§ Task instructions: Look through the records below, and copy out every line that holds the string "distance".
*** Opening Data provided ***
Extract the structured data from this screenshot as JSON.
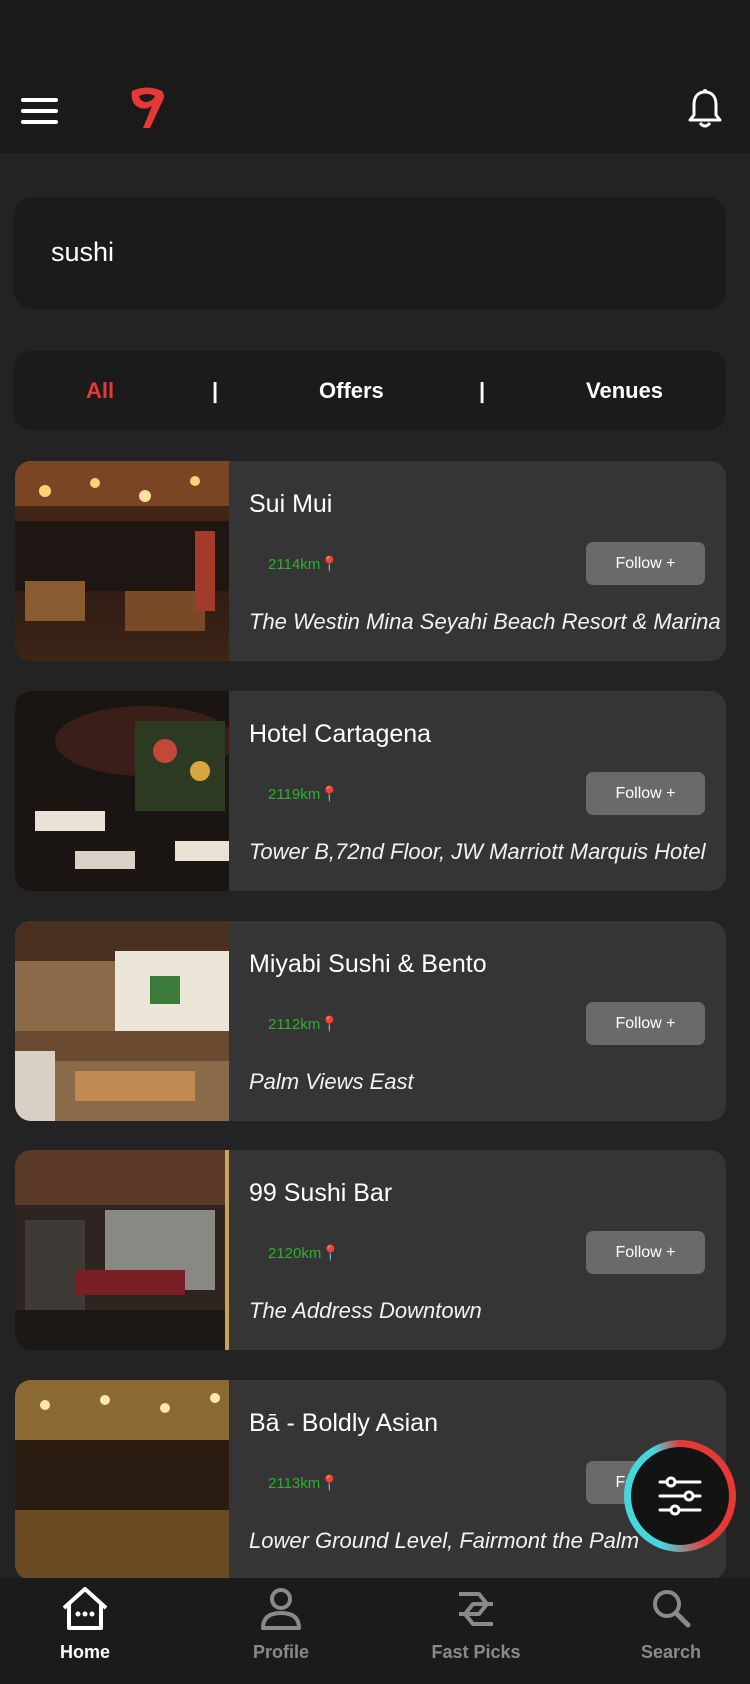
{
  "search": {
    "query": "sushi"
  },
  "filter_tabs": [
    {
      "label": "All",
      "active": true
    },
    {
      "label": "Offers",
      "active": false
    },
    {
      "label": "Venues",
      "active": false
    }
  ],
  "separator": "|",
  "venues": [
    {
      "name": "Sui Mui",
      "distance": "2114km",
      "address": "The Westin Mina Seyahi Beach Resort & Marina",
      "follow_label": "Follow +"
    },
    {
      "name": "Hotel Cartagena",
      "distance": "2119km",
      "address": "Tower B,72nd Floor,  JW Marriott Marquis Hotel",
      "follow_label": "Follow +"
    },
    {
      "name": "Miyabi Sushi & Bento",
      "distance": "2112km",
      "address": "Palm Views East",
      "follow_label": "Follow +"
    },
    {
      "name": "99 Sushi Bar",
      "distance": "2120km",
      "address": "The Address Downtown",
      "follow_label": "Follow +"
    },
    {
      "name": "Bā - Boldly Asian",
      "distance": "2113km",
      "address": "Lower Ground Level, Fairmont the Palm",
      "follow_label": "Follow +"
    }
  ],
  "bottom_nav": [
    {
      "label": "Home",
      "icon": "home-icon",
      "active": true
    },
    {
      "label": "Profile",
      "icon": "profile-icon",
      "active": false
    },
    {
      "label": "Fast Picks",
      "icon": "fast-picks-icon",
      "active": false
    },
    {
      "label": "Search",
      "icon": "search-icon",
      "active": false
    }
  ],
  "colors": {
    "accent": "#e53935",
    "distance": "#2faf2f",
    "inactive": "#8a8a8a",
    "fab_ring": "#46d6de"
  }
}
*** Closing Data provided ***
§ Task answer:
      "distance": "2114km",
      "distance": "2119km",
      "distance": "2112km",
      "distance": "2120km",
      "distance": "2113km",
    "distance": "#2faf2f",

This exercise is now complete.